struct adds a Unordered field indicating whether the example may generate its output lines in any order.
The package adds new constants
, for use with
implementations. These constants are preferred over
, but the latter will be preserved for compatibility.
implementation now emits each multipart section's header sorted by key. Previously, iteration over a map caused the section header to use a non-deterministic order.
As part of the introduction of, the
type has a new method
but adding the
for the dial operation. The context is intended to obsolete the
fields, but the implementation continues to respect them, for backwards compatibility.
method has changed its result for invalid
addresses. In past releases, if an
byte slice had length other than 0, 4, or 16,
. Go 1.7 adds the hexadecimal encoding of the bytes, as in
The pure Goname resolution implementation now respects
's stated preference for the priority of DNS lookups compared to local file (that is,
's documentation now makes clear that beginning to write the response may prevent future reads on the request body. For maximal compatibility, implementations are encouraged to read the request body completely before writing any part of the response.
records in the request context both the underlying
using the key
and the local address on which the request was received (a
) using the key
. For example, the address on which a request received is
The server implementation now pads response codes less than 100 to three digits as required by the protocol, so that
uses the HTTP response status
, not just
In the client, the
implementation passes the request context to any dial operation connecting to the remote server. If a custom dialer is needed, the new
is preferred over the existing
field, to allow the transport to supply a context.
also adds fields
to help control client resources consumed by idle or chatty servers.
function can now return
to indicate that the most recent redirect response should be returned as the result of the HTTP request. That response is now available to the
Since Go 1, the default behavior of the HTTP client is to request server-side compression using the
request header and then to decompress the response body transparently, and this behavior is adjustable using the
field.
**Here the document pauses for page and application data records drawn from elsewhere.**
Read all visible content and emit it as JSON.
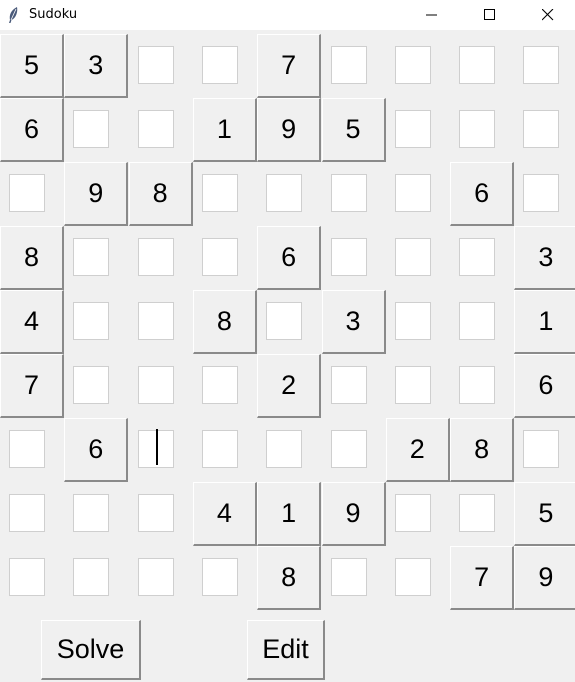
{
  "window": {
    "title": "Sudoku",
    "app_icon": "feather-icon"
  },
  "board": {
    "rows": [
      [
        5,
        3,
        null,
        null,
        7,
        null,
        null,
        null,
        null
      ],
      [
        6,
        null,
        null,
        1,
        9,
        5,
        null,
        null,
        null
      ],
      [
        null,
        9,
        8,
        null,
        null,
        null,
        null,
        6,
        null
      ],
      [
        8,
        null,
        null,
        null,
        6,
        null,
        null,
        null,
        3
      ],
      [
        4,
        null,
        null,
        8,
        null,
        3,
        null,
        null,
        1
      ],
      [
        7,
        null,
        null,
        null,
        2,
        null,
        null,
        null,
        6
      ],
      [
        null,
        6,
        null,
        null,
        null,
        null,
        2,
        8,
        null
      ],
      [
        null,
        null,
        null,
        4,
        1,
        9,
        null,
        null,
        5
      ],
      [
        null,
        null,
        null,
        null,
        8,
        null,
        null,
        7,
        9
      ]
    ],
    "focused_cell": {
      "row": 7,
      "col": 3
    }
  },
  "buttons": {
    "solve": "Solve",
    "edit": "Edit"
  }
}
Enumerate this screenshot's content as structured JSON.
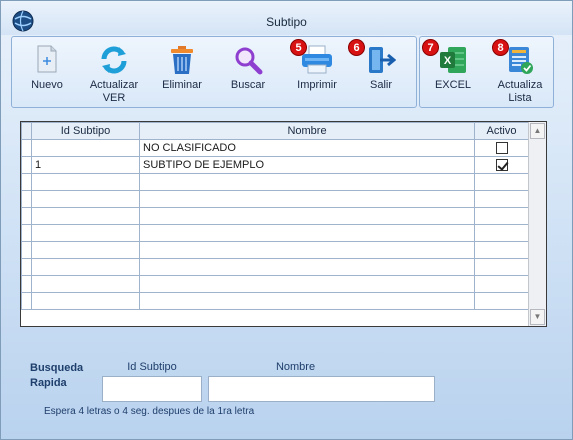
{
  "window": {
    "title": "Subtipo"
  },
  "toolbar": {
    "buttons": [
      {
        "label": "Nuevo",
        "icon": "new-document-icon"
      },
      {
        "label": "Actualizar\nVER",
        "icon": "refresh-icon"
      },
      {
        "label": "Eliminar",
        "icon": "trash-icon"
      },
      {
        "label": "Buscar",
        "icon": "magnifier-icon"
      },
      {
        "label": "Imprimir",
        "icon": "printer-icon",
        "badge": "5"
      },
      {
        "label": "Salir",
        "icon": "exit-door-icon",
        "badge": "6"
      }
    ],
    "buttons2": [
      {
        "label": "EXCEL",
        "icon": "excel-icon",
        "badge": "7"
      },
      {
        "label": "Actualiza\nLista",
        "icon": "update-list-icon",
        "badge": "8"
      }
    ]
  },
  "grid": {
    "columns": [
      "Id Subtipo",
      "Nombre",
      "Activo"
    ],
    "rows": [
      {
        "id": "",
        "nombre": "NO CLASIFICADO",
        "activo": false
      },
      {
        "id": "1",
        "nombre": "SUBTIPO DE EJEMPLO",
        "activo": true
      }
    ]
  },
  "search": {
    "title": "Busqueda Rapida",
    "id_label": "Id Subtipo",
    "nombre_label": "Nombre",
    "id_value": "",
    "nombre_value": "",
    "hint": "Espera 4 letras o 4 seg. despues de la 1ra letra"
  },
  "colors": {
    "badge": "#d81212",
    "excel": "#1f7a3c",
    "accent": "#2a78c8"
  }
}
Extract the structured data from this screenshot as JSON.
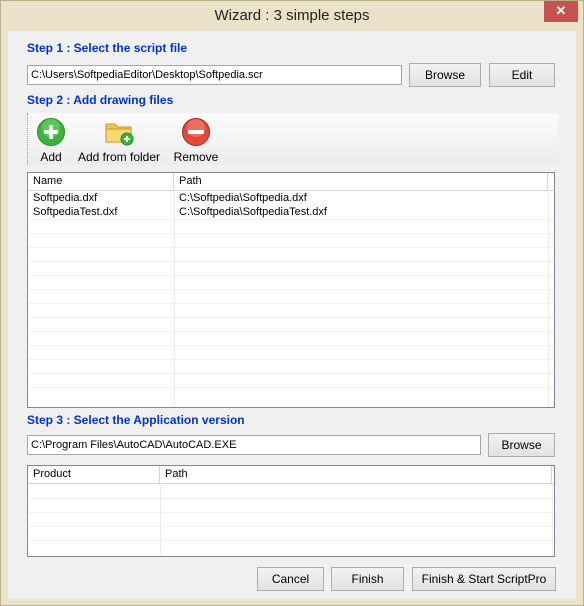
{
  "window": {
    "title": "Wizard : 3 simple steps",
    "close_glyph": "✕"
  },
  "step1": {
    "label": "Step 1 : Select the script file",
    "path": "C:\\Users\\SoftpediaEditor\\Desktop\\Softpedia.scr",
    "browse": "Browse",
    "edit": "Edit"
  },
  "step2": {
    "label": "Step 2 : Add drawing files",
    "toolbar": {
      "add": "Add",
      "add_folder": "Add from folder",
      "remove": "Remove"
    },
    "columns": [
      "Name",
      "Path"
    ],
    "rows": [
      {
        "name": "Softpedia.dxf",
        "path": "C:\\Softpedia\\Softpedia.dxf"
      },
      {
        "name": "SoftpediaTest.dxf",
        "path": "C:\\Softpedia\\SoftpediaTest.dxf"
      }
    ]
  },
  "step3": {
    "label": "Step 3 : Select the Application version",
    "path": "C:\\Program Files\\AutoCAD\\AutoCAD.EXE",
    "browse": "Browse",
    "columns": [
      "Product",
      "Path"
    ]
  },
  "footer": {
    "cancel": "Cancel",
    "finish": "Finish",
    "finish_start": "Finish & Start ScriptPro"
  },
  "colors": {
    "step_label": "#0033cc",
    "add_green": "#3db33d",
    "remove_red": "#e04a3a",
    "folder_yellow": "#f1c552"
  }
}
In Go 1.7, to aid the implementation of HTTP proxies, the
field reports whether this transparent decompression took place.
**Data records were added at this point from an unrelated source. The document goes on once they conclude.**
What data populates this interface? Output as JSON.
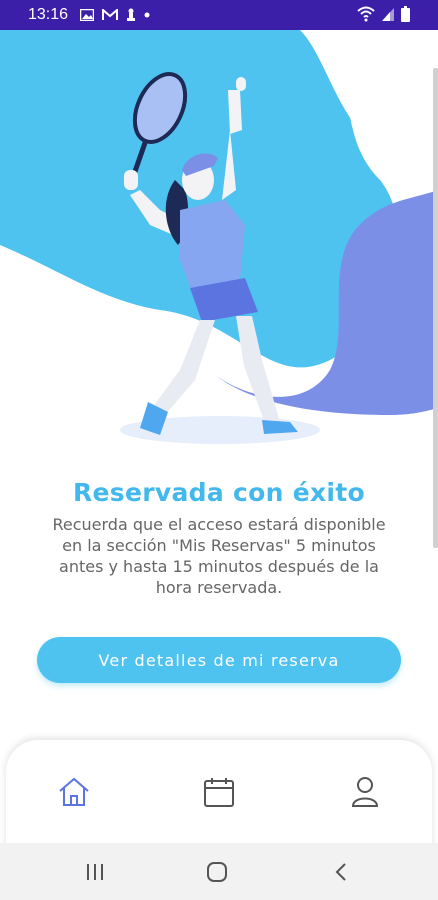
{
  "status_bar": {
    "time": "13:16",
    "icons": [
      "gallery-icon",
      "gmail-icon",
      "chess-icon",
      "dot-icon",
      "wifi-icon",
      "signal-icon",
      "battery-icon"
    ]
  },
  "main": {
    "title": "Reservada con éxito",
    "message": "Recuerda que el acceso estará disponible en la sección \"Mis Reservas\" 5  minutos antes y hasta 15 minutos después de la hora reservada.",
    "cta_label": "Ver detalles de mi reserva"
  },
  "bottom_nav": {
    "items": [
      "home-icon",
      "calendar-icon",
      "profile-icon"
    ],
    "active": "home-icon"
  },
  "system_nav": [
    "recent-apps-icon",
    "home-circle-icon",
    "back-icon"
  ],
  "colors": {
    "status_bar": "#3b1fa8",
    "accent": "#42b8ec",
    "button": "#4fc3f0",
    "blob_blue": "#4fc3f0",
    "blob_purple": "#7b8fe6"
  }
}
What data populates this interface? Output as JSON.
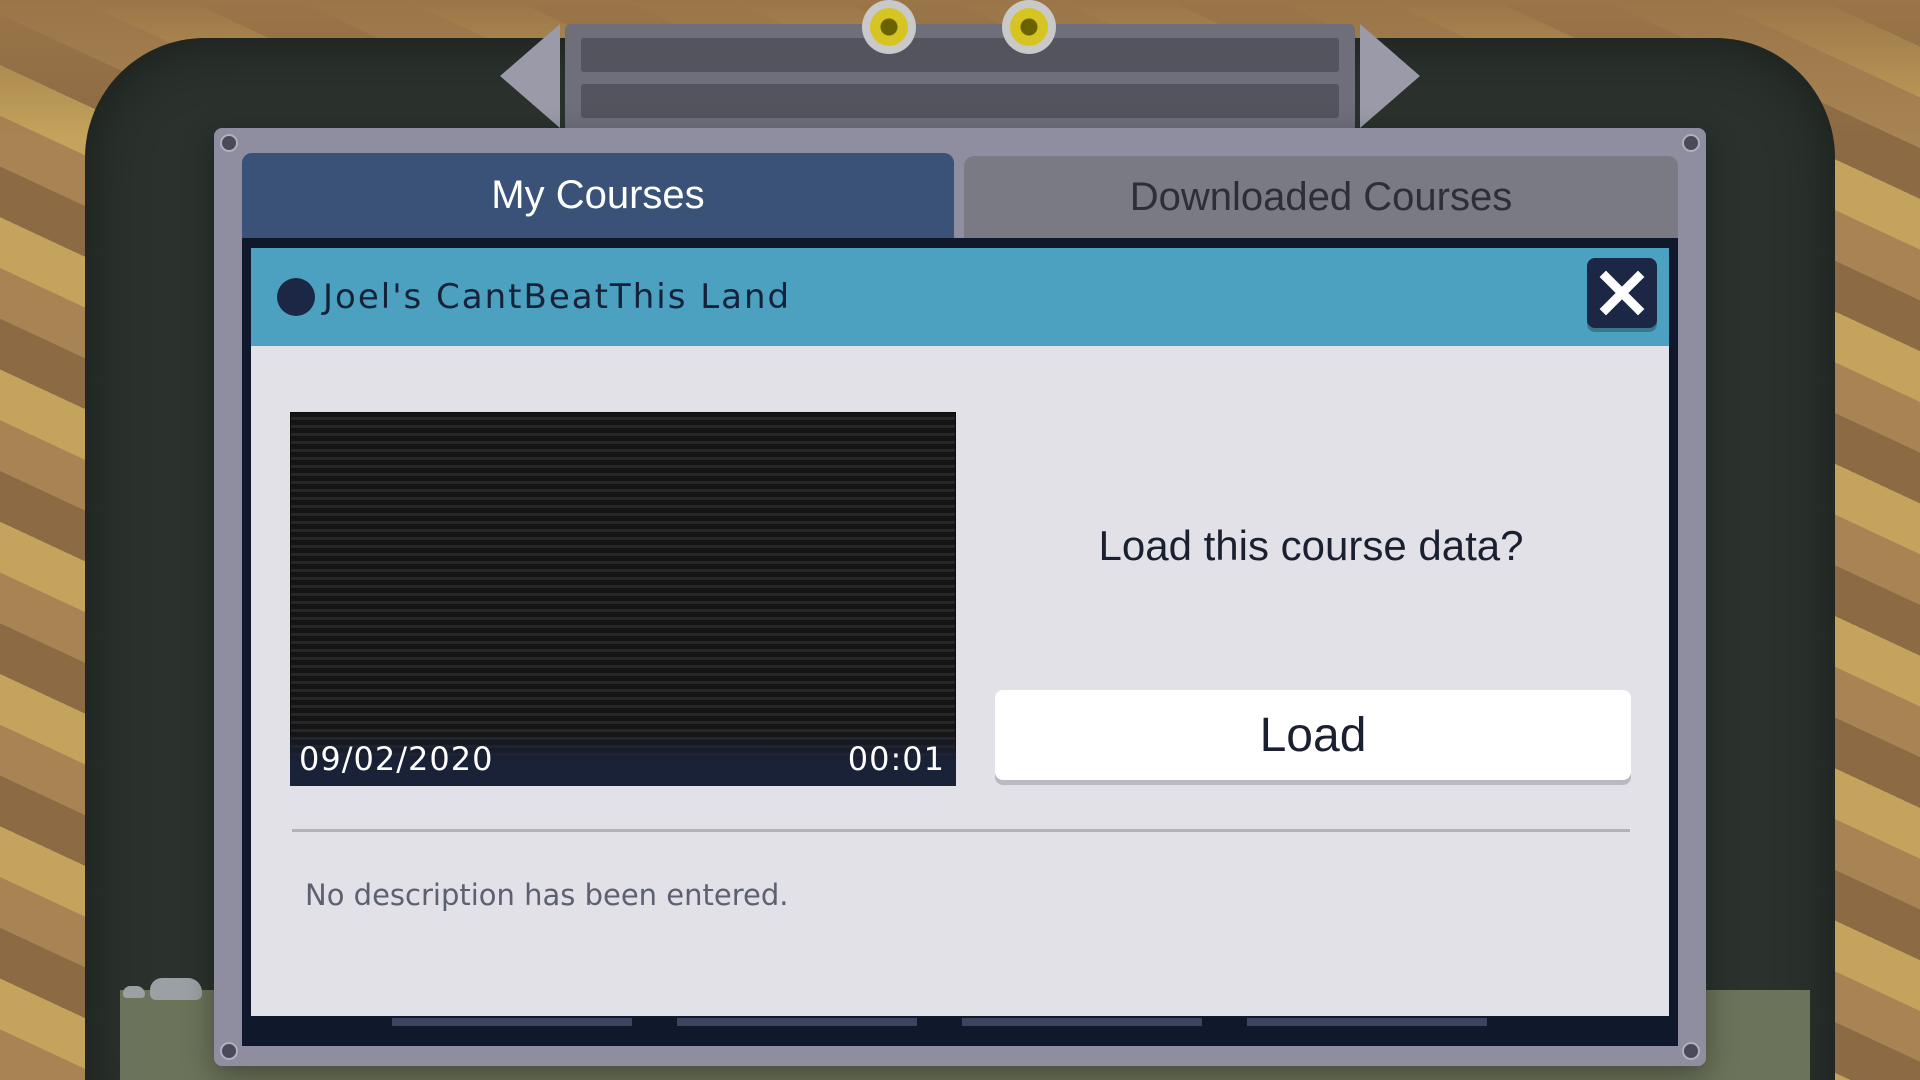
{
  "tabs": {
    "my_courses": "My Courses",
    "downloaded_courses": "Downloaded Courses"
  },
  "course": {
    "title": "Joel's CantBeatThis Land",
    "date": "09/02/2020",
    "time": "00:01",
    "description": "No description has been entered."
  },
  "dialog": {
    "prompt": "Load this course data?",
    "load_label": "Load"
  },
  "colors": {
    "active_tab": "#3a5178",
    "inactive_tab": "#7a7a84",
    "header": "#4ba1bf",
    "panel": "#e1e1e7",
    "close_button": "#1b2744"
  },
  "icons": {
    "close": "close-icon",
    "indicator": "course-status-dot-icon"
  }
}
adds support for a few new audio and video content types.
adds a new field
that allows redirection of the child process's standard error away from the host process's standard error.
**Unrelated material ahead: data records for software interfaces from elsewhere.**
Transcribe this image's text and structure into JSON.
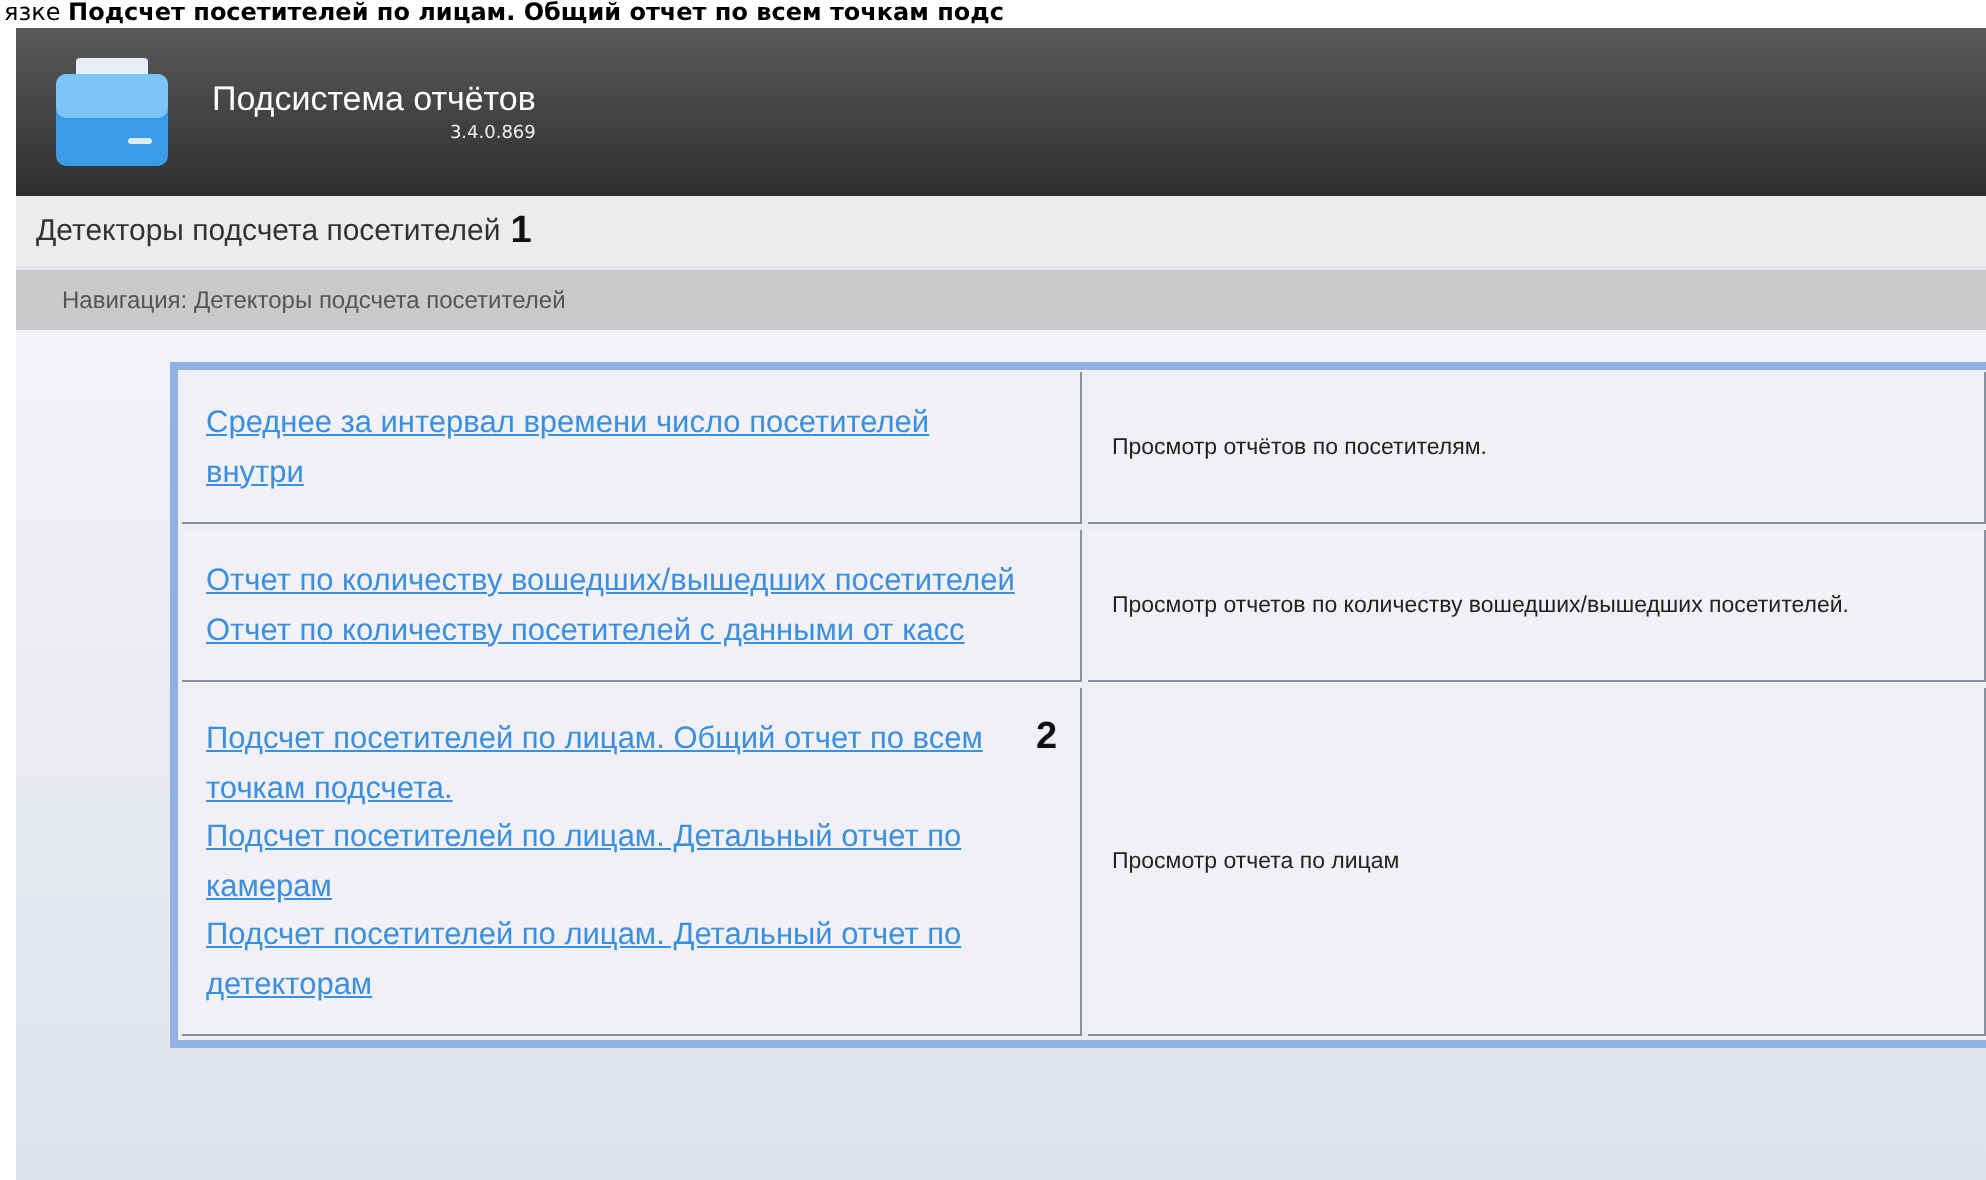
{
  "doc_caption": "язке **Подсчет посетителей по лицам. Общий отчет по всем точкам подс**",
  "header": {
    "title": "Подсистема отчётов",
    "version": "3.4.0.869"
  },
  "page_title": {
    "text": "Детекторы подсчета посетителей",
    "marker": "1"
  },
  "breadcrumb": "Навигация: Детекторы подсчета посетителей",
  "rows": [
    {
      "links": [
        {
          "text": "Среднее за интервал времени число посетителей внутри"
        }
      ],
      "description": "Просмотр отчётов по посетителям."
    },
    {
      "links": [
        {
          "text": "Отчет по количеству вошедших/вышедших посетителей"
        },
        {
          "text": "Отчет по количеству посетителей с данными от касс"
        }
      ],
      "description": "Просмотр отчетов по количеству вошедших/вышедших посетителей."
    },
    {
      "links": [
        {
          "text": "Подсчет посетителей по лицам. Общий отчет по всем точкам подсчета.",
          "marker": "2"
        },
        {
          "text": "Подсчет посетителей по лицам. Детальный отчет по камерам"
        },
        {
          "text": "Подсчет посетителей по лицам. Детальный отчет по детекторам"
        }
      ],
      "description": "Просмотр отчета по лицам"
    }
  ]
}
method returns the recorded
. Tests that need to check the response's headers or trailers should call
and inspect the response fields instead of accessing
implementation now responds with “502 Bad Gateway” when it cannot reach a back end; in earlier releases it responded with “500 Internal Server Error.”
have been documented as deprecated. They are low-level, old, and unused by Go's current HTTP stack and will no longer be updated. Programs should use
The runtime trace HTTP handler, installed to handle the path
, now accepts a fractional number in its
query parameter, allowing collection of traces for intervals smaller than one second. This is especially useful on busy servers.
The address parser now allows unescaped UTF-8 text in addresses following RFC 6532
, but it does not apply any normalization to the result. For compatibility with older mail parsers, the address encoder, namely
method, continues to escape all UTF-8 text following RFC 5322
field records whether the URL must have a query string, in order to distinguish URLs without query strings (like
) from URLs with empty query strings (like
now returns true for
, on systems where that error exists.
now removes read-only files when possible, making the implementation behave as on non-Windows systems.
function is now implemented even when cgo is not available.
method has always been documented to panic if the given field number
is out of range, it has instead silently returned a zero
. Go 1.7 changes the method to behave as documented.
The method call
on all systems; in earlier releases, it returned an empty string on Windows.
The time zone database in
has been updated to IANA release 2016d. This fallback database is only used when the system time zone database cannot be found, for example on Windows. The Windows time zone abbreviation list has also been updated.